It’s a fascinating side note to think about the coffee culture in 1905 and to ponder what it would have been like to venture into the many kaffeehäuser, each with their own ambience and clientele, the likes of which will shortly see Hitler, Lenin, Redl, Klimt, Freud, Wittgenstein, Mahler and many others frequenting their smokey rooms and eating their wonderful pastries. Alfred Redl is an individual worth pondering at this time, as he was a lowly military leader who was brilliant, facile with languages and indispensable to the military brass. He made a name for himself and became the head of the counter-intelligence for Austria just after 1905. Yet, he was gay and the Russians knew this. He was blackmailed by them and for years gave intelligence to the Russians about all manner of plans and infrastructure within Austria’s military, receiving ample monetary rewards that were delivered to a hotel in Vienna. He was only found out in 1913, when the Austrian military leadership and nobility, to save its own face and to follow military protocol, allowed Redl to shoot himself. They neglected to ask him what he hold told the Russians, though, and it is still undetermined how much he factored in losing the First World War for Austria. It’s a great story, read and film, though. Hungarian director, Szabo (part of his wonderful trilogy) and Klaus Maria Brandauer as Colonel Redl.
My favorite thoughts of 1905, though, center of the art world in Vienna at this time. It is the world of secession for the avant garde artists in this city. The germination going on in Europe among perhaps a few hundred artists will impact the rest of the world of the 20th century.

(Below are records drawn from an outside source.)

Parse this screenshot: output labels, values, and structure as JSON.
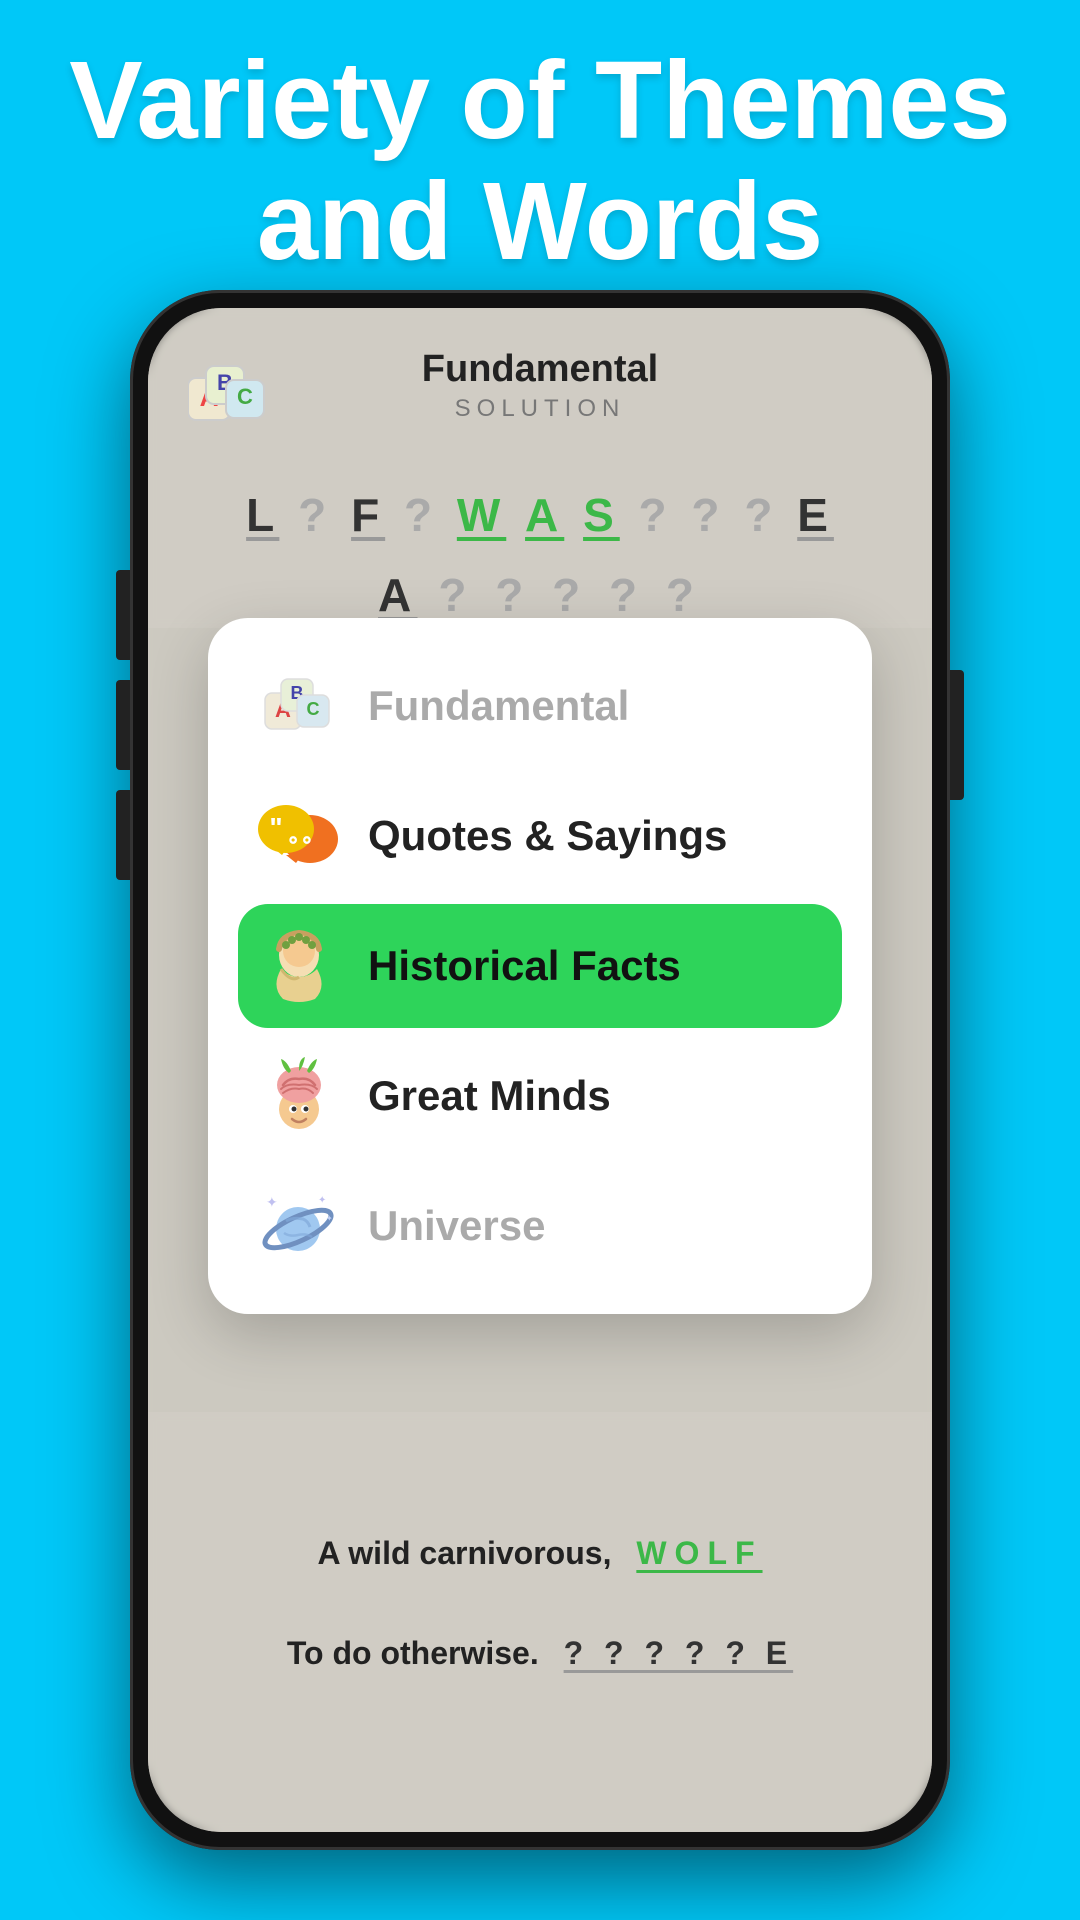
{
  "hero": {
    "title_line1": "Variety of Themes",
    "title_line2": "and Words",
    "title_combined": "Variety of Themes and Words"
  },
  "app": {
    "title": "Fundamental",
    "subtitle": "SOLUTION"
  },
  "letter_row1": {
    "display": "L ? F ? W A S ? ? ? E"
  },
  "letter_row2": {
    "display": "A ? ? ? ? ?"
  },
  "menu": {
    "items": [
      {
        "id": "fundamental",
        "label": "Fundamental",
        "icon": "abc-blocks",
        "active": false,
        "muted": true
      },
      {
        "id": "quotes",
        "label": "Quotes & Sayings",
        "icon": "speech-bubbles",
        "active": false,
        "muted": false
      },
      {
        "id": "historical",
        "label": "Historical Facts",
        "icon": "historical-person",
        "active": true,
        "muted": false
      },
      {
        "id": "great-minds",
        "label": "Great Minds",
        "icon": "brain-person",
        "active": false,
        "muted": false
      },
      {
        "id": "universe",
        "label": "Universe",
        "icon": "planet",
        "active": false,
        "muted": true
      }
    ]
  },
  "bottom_clues": [
    {
      "clue": "A wild carnivorous,",
      "answer": "WOLF",
      "answer_color": "#3cb848"
    },
    {
      "clue": "To do otherwise.",
      "answer": "? ? ? ? ? E",
      "answer_color": "#333"
    }
  ],
  "colors": {
    "background": "#00c8f8",
    "active_green": "#2ed45a",
    "answer_green": "#3cb848",
    "white": "#ffffff"
  }
}
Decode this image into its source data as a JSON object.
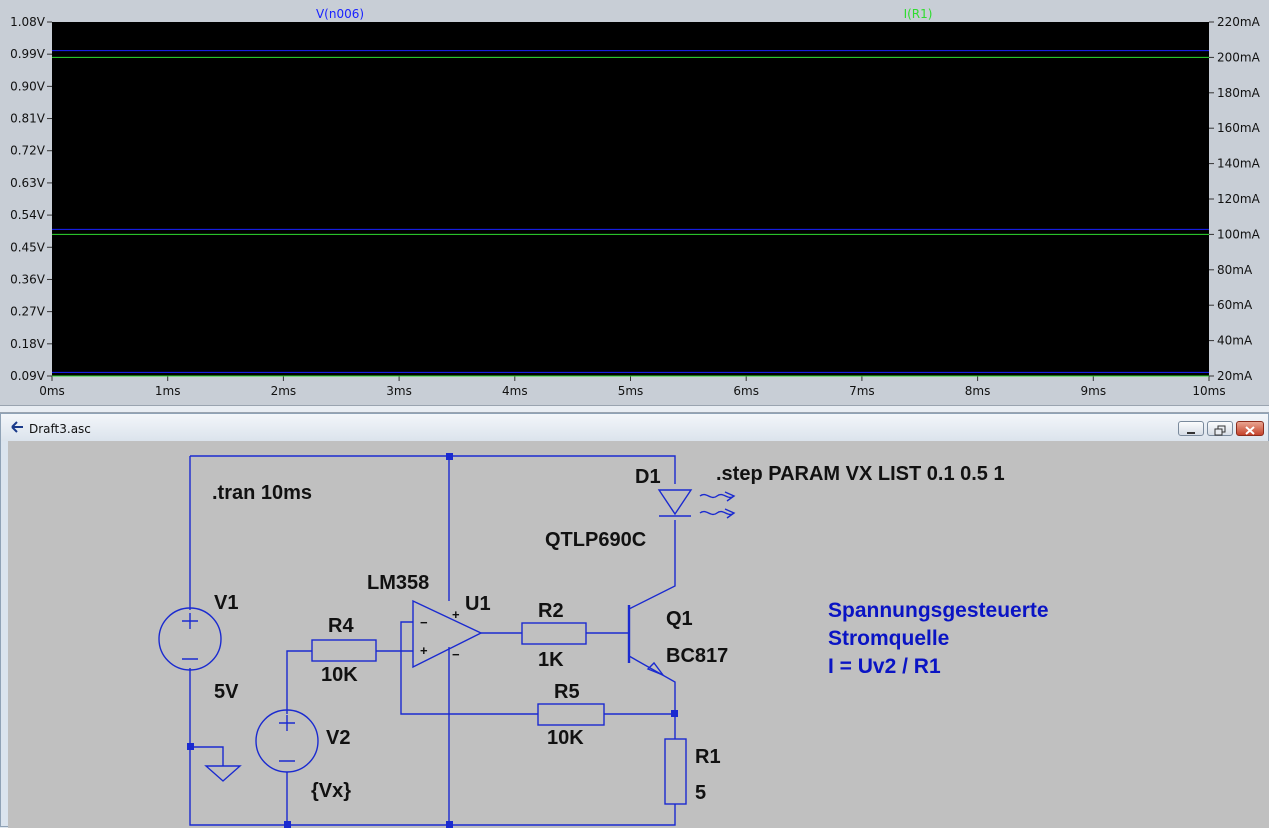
{
  "plot": {
    "traces": [
      {
        "name": "V(n006)",
        "color": "#1a22ff"
      },
      {
        "name": "I(R1)",
        "color": "#2fdc2f"
      }
    ],
    "left_axis_ticks": [
      "1.08V",
      "0.99V",
      "0.90V",
      "0.81V",
      "0.72V",
      "0.63V",
      "0.54V",
      "0.45V",
      "0.36V",
      "0.27V",
      "0.18V",
      "0.09V"
    ],
    "right_axis_ticks": [
      "220mA",
      "200mA",
      "180mA",
      "160mA",
      "140mA",
      "120mA",
      "100mA",
      "80mA",
      "60mA",
      "40mA",
      "20mA"
    ],
    "x_axis_ticks": [
      "0ms",
      "1ms",
      "2ms",
      "3ms",
      "4ms",
      "5ms",
      "6ms",
      "7ms",
      "8ms",
      "9ms",
      "10ms"
    ],
    "voltage_range": [
      0.09,
      1.08
    ],
    "current_range": [
      20,
      220
    ],
    "time_range": [
      0,
      10
    ],
    "voltage_levels": [
      1.0,
      0.5,
      0.1
    ],
    "current_levels": [
      200,
      100,
      20
    ],
    "background": "#000000"
  },
  "window": {
    "title": "Draft3.asc"
  },
  "schematic": {
    "directives": {
      "tran": ".tran 10ms",
      "step": ".step PARAM VX LIST 0.1 0.5 1"
    },
    "components": {
      "v1": {
        "ref": "V1",
        "value": "5V"
      },
      "v2": {
        "ref": "V2",
        "value": "{Vx}"
      },
      "r4": {
        "ref": "R4",
        "value": "10K"
      },
      "u1": {
        "ref": "U1",
        "value": "LM358"
      },
      "r2": {
        "ref": "R2",
        "value": "1K"
      },
      "q1": {
        "ref": "Q1",
        "value": "BC817"
      },
      "d1": {
        "ref": "D1",
        "value": "QTLP690C"
      },
      "r5": {
        "ref": "R5",
        "value": "10K"
      },
      "r1": {
        "ref": "R1",
        "value": "5"
      }
    },
    "opamp_pins": {
      "minus": "−",
      "plus": "+"
    },
    "comment_lines": [
      "Spannungsgesteuerte",
      "Stromquelle",
      "I = Uv2 / R1"
    ],
    "wire_color": "#1a2ad0",
    "note_color": "#0a14c4"
  }
}
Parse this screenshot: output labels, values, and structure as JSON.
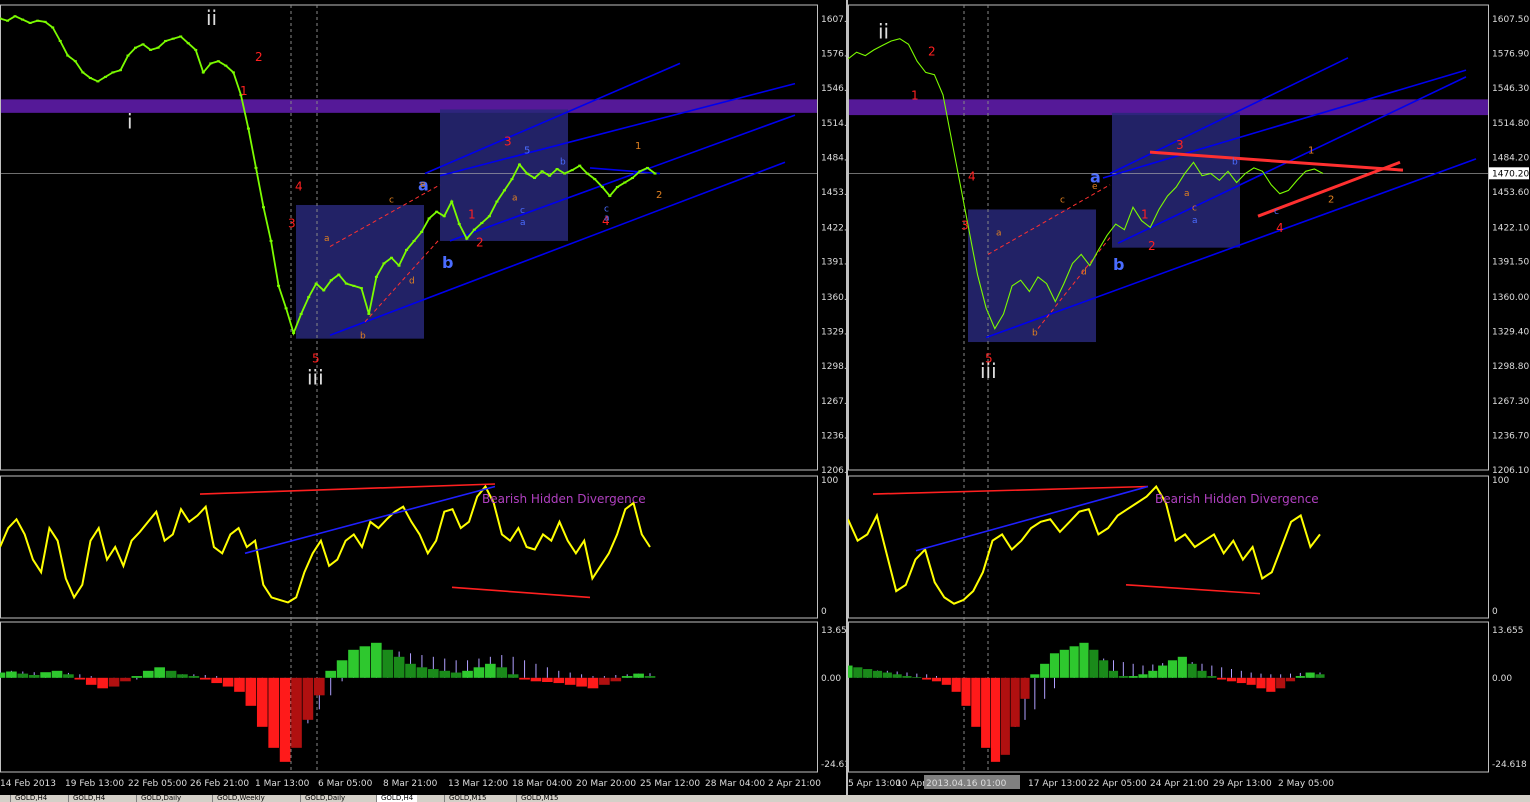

The Viennese group were so frustrated with the staid and outdated thoughts of the established academy on the Schillerplatz (the very same one Hitler will soon visit and will suffer frustration, too, but not of the same kind as the Secessionists) that they build a competing school and statement to modernity just across the road on the newly constructed and covered Vienna River area, called the Haus der Wiener Sezession. The great artistic minds of the time in Vienna brought their work there and synthesized their ideas. It was this building that Lauder renovated when he was Ambassador to Vienna in 1986. It was also in Vienna, a city Lauder had visited as a child, in which he would make one of his most important personal connections. He, too, fell in love with its art. Imagine that in 1905 Klimt was deep into the portrait of Adele Bloch-Bauer. As was Klimt’s want, he was probably also into a relationship with Adele.
Link to Vienna Secession
During Lauder’s time in Vienna he collected art and brought it out of the country through the diplomatic pouch, much to the chagrin of the Austrian authorities. He will eventually purchase the portrait of Ms. Bloch-Bauer some hundred years after it was painted and use it as the central feature in this Neue Gallerie in Manhattan.
Imagining the conversations these artists had in the Sezession or in a nearby coffee house is intriguing. They surely were buzzing about what was going on in Berlin and Paris, especially the work that was happening between Picasso and Braque, though that discussion would have to wait until 1907 when Cubism shook their world (though it really on hit the general public in 1916 at its exhibition at which many viewers thought it obscene). While 1905 saw the young Picasso in his Rose Period, it was the painting in 1905 by Cezanne that shook Picasso and Braque’s worlds, though Picasso’s envy of Matisse was also influential. It was the seed the would germinate into Cubism, leading to what some art historians consider the most influential painting of the 20th century, Les Demoiselles d’Avignon. Picasso with use the title name Avignon, not as a tip to the beautiful southern French city, but to his own youthful transgression of a street by the same name in Barcelona where a brothel was prominent.
I think that is enough diversion for today. I also think that I will have to return to 1905 again, as its germs are still growing…